The second most important governance document in a company is the Board Charter, the first being the company’s Memorandum of Incorporation.
It defines the director’s duties, sets out responsibilities and liabilities, but above all it is a tool for the board and directors.
The reasons for having a Board Charter include:
1. A Solid Appointment and Removals Process
A solid appointment and removals process to appoint good directors who match the applicable scorecard and remove directors who are not participating or performing to the agreed expectations.
2. Set Expectations
Clearly defined expectations is the first step of building the road to success. The Company must communicate to the board and directors what they expect and need them to do.
The induction process has two legs, firstly the operations of the company and secondly the requirements, rules and expectations of Directors in the Company. The Board Charter is in essence a handbook for the newly appointed Director that is the backbone for the induction process.
4. Supports Inexperienced Directors
Support inexperienced directors by providing them with a framework of the tasks of the Board as a unit and the director as an individual. This Charter assists the Chairman and Company Secretary to groom inexperienced directors.
5. Set the Limits of Authority
Set the limits of authority so that directors and especially executive directors have a clear understanding of which decisions they can make and in turn which decisions need to be made by multiple directors or the Board as a whole. Having this document protects the company and the director as an individual from possible disputes and unnecessary litigation.
6. Performance Evaluations
Performance evaluations should be a gap analysis on where the directors or the Board as a whole need to improve. The charter should set the framework for future professional development and it should set the director at ease that the evaluations will not be a criteria for nominating directors.
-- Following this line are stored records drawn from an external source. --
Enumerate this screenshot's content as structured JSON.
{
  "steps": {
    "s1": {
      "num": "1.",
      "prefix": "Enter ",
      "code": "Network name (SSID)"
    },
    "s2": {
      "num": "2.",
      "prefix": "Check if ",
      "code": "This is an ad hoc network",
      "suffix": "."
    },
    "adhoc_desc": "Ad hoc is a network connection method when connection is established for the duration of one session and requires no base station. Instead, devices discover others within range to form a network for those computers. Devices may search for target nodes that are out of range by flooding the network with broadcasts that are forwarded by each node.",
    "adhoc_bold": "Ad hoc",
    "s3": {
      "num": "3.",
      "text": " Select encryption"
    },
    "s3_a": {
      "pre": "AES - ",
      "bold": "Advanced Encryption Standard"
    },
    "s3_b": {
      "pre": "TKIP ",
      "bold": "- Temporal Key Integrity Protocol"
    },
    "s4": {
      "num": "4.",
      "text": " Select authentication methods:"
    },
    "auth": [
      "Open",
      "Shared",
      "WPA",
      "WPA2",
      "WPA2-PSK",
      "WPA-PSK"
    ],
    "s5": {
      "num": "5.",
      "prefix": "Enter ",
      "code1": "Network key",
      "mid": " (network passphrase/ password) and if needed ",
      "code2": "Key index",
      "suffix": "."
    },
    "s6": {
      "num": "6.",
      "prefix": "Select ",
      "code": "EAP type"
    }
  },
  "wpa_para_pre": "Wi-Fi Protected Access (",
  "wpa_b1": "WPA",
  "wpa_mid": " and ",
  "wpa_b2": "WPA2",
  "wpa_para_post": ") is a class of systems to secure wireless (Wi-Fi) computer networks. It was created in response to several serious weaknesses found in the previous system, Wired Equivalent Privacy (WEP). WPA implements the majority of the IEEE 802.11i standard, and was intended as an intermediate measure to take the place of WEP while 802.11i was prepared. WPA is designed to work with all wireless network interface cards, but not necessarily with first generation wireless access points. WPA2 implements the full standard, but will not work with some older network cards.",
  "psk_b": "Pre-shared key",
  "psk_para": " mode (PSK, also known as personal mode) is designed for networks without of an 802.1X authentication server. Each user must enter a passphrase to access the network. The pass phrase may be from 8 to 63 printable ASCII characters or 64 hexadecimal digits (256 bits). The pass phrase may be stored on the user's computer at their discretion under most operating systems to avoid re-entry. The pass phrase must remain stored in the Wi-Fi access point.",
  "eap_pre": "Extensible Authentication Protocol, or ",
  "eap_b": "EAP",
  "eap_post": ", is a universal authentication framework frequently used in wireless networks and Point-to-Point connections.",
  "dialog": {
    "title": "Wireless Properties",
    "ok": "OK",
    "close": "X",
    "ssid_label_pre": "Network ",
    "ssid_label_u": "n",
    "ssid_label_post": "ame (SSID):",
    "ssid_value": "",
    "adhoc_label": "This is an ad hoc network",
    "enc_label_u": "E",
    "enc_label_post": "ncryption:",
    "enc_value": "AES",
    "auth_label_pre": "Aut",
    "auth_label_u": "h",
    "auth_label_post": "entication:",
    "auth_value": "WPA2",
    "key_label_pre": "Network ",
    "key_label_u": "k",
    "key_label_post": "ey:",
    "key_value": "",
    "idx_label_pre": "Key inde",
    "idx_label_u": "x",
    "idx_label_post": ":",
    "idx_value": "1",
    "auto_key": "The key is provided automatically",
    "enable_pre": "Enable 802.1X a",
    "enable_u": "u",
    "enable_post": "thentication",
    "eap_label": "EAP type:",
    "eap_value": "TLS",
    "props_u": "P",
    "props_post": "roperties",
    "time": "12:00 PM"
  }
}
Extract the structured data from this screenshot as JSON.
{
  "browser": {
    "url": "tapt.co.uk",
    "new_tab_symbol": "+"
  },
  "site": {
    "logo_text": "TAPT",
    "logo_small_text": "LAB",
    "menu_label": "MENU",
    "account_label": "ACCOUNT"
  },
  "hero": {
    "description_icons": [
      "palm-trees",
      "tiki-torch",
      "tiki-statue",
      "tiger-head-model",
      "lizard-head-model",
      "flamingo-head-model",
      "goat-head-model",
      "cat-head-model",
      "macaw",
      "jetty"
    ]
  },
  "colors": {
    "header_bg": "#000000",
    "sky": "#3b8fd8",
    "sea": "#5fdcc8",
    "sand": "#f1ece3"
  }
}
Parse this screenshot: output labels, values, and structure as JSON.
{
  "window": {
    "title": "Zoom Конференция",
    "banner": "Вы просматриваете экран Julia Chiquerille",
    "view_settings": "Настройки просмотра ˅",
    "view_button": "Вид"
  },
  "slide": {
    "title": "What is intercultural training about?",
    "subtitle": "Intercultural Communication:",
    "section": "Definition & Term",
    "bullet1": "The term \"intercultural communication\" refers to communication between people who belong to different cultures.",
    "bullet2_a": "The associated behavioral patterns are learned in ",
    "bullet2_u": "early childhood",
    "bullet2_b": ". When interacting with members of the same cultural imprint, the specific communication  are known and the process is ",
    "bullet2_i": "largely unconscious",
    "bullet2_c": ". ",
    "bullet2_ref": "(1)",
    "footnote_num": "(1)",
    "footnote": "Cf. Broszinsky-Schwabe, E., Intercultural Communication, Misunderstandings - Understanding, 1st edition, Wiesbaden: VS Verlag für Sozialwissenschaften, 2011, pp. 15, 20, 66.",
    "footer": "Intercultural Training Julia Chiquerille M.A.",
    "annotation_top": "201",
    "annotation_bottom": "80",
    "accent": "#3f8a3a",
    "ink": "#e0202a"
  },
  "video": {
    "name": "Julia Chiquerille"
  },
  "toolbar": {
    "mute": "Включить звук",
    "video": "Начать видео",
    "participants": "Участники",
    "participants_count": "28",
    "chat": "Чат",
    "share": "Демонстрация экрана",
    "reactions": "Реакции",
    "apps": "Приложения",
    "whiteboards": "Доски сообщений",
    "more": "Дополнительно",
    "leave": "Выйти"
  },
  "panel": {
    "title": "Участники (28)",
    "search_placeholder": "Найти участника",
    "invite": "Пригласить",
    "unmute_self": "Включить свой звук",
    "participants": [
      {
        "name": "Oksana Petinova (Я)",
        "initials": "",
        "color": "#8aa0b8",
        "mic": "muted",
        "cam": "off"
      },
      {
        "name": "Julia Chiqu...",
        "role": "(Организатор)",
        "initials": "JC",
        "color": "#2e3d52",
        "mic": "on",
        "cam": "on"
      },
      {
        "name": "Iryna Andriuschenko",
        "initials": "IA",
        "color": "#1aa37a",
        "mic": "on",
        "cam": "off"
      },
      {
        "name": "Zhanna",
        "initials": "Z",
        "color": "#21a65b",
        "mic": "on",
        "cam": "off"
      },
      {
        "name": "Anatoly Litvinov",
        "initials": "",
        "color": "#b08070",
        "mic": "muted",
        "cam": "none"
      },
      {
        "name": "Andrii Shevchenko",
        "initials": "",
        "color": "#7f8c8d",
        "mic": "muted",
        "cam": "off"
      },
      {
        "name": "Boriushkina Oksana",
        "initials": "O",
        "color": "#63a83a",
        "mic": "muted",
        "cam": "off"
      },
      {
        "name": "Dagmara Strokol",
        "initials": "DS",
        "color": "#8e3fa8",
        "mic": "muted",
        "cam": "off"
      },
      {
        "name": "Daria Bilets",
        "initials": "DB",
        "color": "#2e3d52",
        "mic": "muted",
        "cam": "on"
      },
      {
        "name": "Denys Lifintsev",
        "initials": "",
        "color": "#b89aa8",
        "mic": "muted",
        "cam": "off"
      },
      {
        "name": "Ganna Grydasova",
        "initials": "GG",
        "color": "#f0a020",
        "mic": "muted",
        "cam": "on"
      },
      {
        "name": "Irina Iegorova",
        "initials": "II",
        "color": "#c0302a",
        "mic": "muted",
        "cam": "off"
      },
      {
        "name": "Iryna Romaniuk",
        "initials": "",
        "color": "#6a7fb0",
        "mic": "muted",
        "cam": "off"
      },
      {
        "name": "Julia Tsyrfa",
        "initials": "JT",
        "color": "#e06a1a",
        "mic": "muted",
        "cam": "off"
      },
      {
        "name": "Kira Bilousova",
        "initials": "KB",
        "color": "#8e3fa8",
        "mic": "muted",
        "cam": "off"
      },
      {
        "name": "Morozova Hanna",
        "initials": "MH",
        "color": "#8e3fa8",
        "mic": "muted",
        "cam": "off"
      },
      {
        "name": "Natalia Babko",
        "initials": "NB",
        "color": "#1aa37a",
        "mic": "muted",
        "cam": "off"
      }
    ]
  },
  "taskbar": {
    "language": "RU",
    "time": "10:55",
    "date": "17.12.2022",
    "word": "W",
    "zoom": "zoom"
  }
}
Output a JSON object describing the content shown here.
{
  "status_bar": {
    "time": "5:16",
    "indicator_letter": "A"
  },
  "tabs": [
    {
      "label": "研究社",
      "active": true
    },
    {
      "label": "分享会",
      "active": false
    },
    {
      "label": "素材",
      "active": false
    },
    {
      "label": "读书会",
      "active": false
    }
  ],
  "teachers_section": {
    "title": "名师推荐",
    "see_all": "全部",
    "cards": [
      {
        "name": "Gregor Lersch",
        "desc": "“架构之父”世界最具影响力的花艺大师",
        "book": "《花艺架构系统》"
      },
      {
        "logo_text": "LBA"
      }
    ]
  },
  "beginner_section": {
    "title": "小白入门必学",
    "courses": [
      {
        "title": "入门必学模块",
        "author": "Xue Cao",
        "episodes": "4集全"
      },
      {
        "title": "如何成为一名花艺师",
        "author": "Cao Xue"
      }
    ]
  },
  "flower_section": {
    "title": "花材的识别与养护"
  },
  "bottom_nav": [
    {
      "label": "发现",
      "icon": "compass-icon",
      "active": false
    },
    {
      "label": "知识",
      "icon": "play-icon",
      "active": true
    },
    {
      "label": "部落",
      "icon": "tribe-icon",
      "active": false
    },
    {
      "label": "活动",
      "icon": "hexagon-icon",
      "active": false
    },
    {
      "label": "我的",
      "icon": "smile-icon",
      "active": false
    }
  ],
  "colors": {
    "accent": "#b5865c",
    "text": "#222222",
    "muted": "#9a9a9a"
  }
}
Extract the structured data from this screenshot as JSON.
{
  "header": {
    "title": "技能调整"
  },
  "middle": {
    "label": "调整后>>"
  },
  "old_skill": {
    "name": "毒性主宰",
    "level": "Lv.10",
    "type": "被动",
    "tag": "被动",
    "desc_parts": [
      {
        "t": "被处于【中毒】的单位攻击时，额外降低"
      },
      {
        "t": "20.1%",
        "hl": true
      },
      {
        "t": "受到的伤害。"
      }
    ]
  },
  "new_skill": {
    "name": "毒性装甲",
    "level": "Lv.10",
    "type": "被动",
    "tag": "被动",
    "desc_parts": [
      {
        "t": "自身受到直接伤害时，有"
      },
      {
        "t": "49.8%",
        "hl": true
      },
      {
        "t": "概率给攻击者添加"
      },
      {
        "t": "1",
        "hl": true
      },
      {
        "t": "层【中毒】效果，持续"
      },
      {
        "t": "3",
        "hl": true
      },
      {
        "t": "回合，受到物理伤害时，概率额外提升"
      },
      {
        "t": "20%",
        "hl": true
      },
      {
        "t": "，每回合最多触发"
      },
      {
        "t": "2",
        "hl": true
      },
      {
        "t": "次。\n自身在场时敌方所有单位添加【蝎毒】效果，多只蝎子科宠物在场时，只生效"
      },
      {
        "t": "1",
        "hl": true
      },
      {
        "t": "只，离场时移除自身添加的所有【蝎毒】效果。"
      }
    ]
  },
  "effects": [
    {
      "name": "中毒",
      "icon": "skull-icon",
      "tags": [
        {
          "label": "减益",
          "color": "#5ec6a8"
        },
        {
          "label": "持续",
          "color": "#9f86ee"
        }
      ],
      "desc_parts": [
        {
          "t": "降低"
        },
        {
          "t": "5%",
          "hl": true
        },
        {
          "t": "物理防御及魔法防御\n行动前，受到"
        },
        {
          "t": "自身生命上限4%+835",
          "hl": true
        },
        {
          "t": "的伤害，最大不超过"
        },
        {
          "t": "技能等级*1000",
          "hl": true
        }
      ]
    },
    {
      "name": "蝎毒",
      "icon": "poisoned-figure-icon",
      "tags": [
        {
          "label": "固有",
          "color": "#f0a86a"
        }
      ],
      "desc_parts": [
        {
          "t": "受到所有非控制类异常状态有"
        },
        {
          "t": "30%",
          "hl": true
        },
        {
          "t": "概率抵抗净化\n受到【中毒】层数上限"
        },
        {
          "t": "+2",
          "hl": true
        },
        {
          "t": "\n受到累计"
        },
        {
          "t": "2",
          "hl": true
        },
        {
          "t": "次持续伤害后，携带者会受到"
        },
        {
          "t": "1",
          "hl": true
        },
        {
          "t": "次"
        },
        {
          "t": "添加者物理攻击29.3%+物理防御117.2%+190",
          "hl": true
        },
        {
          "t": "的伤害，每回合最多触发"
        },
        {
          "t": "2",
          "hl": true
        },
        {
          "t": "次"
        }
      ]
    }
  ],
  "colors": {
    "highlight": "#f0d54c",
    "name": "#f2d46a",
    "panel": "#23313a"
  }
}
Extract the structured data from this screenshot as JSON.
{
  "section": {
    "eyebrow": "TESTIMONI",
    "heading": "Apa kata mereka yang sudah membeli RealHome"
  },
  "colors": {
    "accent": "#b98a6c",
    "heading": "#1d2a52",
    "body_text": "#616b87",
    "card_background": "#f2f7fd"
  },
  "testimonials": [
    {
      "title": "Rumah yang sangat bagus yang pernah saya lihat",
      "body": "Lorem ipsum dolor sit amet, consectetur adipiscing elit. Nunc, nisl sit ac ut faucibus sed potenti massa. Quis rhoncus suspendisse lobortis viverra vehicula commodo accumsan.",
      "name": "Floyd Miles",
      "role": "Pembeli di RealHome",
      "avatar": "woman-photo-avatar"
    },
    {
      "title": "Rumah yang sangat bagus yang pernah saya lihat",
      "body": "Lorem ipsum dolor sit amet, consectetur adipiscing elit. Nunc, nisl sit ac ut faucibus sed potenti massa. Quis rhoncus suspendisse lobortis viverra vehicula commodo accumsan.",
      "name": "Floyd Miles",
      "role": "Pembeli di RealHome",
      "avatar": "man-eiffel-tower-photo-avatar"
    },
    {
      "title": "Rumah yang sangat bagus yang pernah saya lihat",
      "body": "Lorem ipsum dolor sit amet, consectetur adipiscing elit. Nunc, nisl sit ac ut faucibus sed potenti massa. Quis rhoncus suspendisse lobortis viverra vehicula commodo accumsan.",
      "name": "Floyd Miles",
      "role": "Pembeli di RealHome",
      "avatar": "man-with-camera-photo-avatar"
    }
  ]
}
The key issue to understand is that no matter how small or large a company’s board is that the same issues need to be resolved. Further to that a Board needs to approve the terms of reference of sub-committees and each sub-committee whether it is a statutory committee or not needs to be approved by the Board.